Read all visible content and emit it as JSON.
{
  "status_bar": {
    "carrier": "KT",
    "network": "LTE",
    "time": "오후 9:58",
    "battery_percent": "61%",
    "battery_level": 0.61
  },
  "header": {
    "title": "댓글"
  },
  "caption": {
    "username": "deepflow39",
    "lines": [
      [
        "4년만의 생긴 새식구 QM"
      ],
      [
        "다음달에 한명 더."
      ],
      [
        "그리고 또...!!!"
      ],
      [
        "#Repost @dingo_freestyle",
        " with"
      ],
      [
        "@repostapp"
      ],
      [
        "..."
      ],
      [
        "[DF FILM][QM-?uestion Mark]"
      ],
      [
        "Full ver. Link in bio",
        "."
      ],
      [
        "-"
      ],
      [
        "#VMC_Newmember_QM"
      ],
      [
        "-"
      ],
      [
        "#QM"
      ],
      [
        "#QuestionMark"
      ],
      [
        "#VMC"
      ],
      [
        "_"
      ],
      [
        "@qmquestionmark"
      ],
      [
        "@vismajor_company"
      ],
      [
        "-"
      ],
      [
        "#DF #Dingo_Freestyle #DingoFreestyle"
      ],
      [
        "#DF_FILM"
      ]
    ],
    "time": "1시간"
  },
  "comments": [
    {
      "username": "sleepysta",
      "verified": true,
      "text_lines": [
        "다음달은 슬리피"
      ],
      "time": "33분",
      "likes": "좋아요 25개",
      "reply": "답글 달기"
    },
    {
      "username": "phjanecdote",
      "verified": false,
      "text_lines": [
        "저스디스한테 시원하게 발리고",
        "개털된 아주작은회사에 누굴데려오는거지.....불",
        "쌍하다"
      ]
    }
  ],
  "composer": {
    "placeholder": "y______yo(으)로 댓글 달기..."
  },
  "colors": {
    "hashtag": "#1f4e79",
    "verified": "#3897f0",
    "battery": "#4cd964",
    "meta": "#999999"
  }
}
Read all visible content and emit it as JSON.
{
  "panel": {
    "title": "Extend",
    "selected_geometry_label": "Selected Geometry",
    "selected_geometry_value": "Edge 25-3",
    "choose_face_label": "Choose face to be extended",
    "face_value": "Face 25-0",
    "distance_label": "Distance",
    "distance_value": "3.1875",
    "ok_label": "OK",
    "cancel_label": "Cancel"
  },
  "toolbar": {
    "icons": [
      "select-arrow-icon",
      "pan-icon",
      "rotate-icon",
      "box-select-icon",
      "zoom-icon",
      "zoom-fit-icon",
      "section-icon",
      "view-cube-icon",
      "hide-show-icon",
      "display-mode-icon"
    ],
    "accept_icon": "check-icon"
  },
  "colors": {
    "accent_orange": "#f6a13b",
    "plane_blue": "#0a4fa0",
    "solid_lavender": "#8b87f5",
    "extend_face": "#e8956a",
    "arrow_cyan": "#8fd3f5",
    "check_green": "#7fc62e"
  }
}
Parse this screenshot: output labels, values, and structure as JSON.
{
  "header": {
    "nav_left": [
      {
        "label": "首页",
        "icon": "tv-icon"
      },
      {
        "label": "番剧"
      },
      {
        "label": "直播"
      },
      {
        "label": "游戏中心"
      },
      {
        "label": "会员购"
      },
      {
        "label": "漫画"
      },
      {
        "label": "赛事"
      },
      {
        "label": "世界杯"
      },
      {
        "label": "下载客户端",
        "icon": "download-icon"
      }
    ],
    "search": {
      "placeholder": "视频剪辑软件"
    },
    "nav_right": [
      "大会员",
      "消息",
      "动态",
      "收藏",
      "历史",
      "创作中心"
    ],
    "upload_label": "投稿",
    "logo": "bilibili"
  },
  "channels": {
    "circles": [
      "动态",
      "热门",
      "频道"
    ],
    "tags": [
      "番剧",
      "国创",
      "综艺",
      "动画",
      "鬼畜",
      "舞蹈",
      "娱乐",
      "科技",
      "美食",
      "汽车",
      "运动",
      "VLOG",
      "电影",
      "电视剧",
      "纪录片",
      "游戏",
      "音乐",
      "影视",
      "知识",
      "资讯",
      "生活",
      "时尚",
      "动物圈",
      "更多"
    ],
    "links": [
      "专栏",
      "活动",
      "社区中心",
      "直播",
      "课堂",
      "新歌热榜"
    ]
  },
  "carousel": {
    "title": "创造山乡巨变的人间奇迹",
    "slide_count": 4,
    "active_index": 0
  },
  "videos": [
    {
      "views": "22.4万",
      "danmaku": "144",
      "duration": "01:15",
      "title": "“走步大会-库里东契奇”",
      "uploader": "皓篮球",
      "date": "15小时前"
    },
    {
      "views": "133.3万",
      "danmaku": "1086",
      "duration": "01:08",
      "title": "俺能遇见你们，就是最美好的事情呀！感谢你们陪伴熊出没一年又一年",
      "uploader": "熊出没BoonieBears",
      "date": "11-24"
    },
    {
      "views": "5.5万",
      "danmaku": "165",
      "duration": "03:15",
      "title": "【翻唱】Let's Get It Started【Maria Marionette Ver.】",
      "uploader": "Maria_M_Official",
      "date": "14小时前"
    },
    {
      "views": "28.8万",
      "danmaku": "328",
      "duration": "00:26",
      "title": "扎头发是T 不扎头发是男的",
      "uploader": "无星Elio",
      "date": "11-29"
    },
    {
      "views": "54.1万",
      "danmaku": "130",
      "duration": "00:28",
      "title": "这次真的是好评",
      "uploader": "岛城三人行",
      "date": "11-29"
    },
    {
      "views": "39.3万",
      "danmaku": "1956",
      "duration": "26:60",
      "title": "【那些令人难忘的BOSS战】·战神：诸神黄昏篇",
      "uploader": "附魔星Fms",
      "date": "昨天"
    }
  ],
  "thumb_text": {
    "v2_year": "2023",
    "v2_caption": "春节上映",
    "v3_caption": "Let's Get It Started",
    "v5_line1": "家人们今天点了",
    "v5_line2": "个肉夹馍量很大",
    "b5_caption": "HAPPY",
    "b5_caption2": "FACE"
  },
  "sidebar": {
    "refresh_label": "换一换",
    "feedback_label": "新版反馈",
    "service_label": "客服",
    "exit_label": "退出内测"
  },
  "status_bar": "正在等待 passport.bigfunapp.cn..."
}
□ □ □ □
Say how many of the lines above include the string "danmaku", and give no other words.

6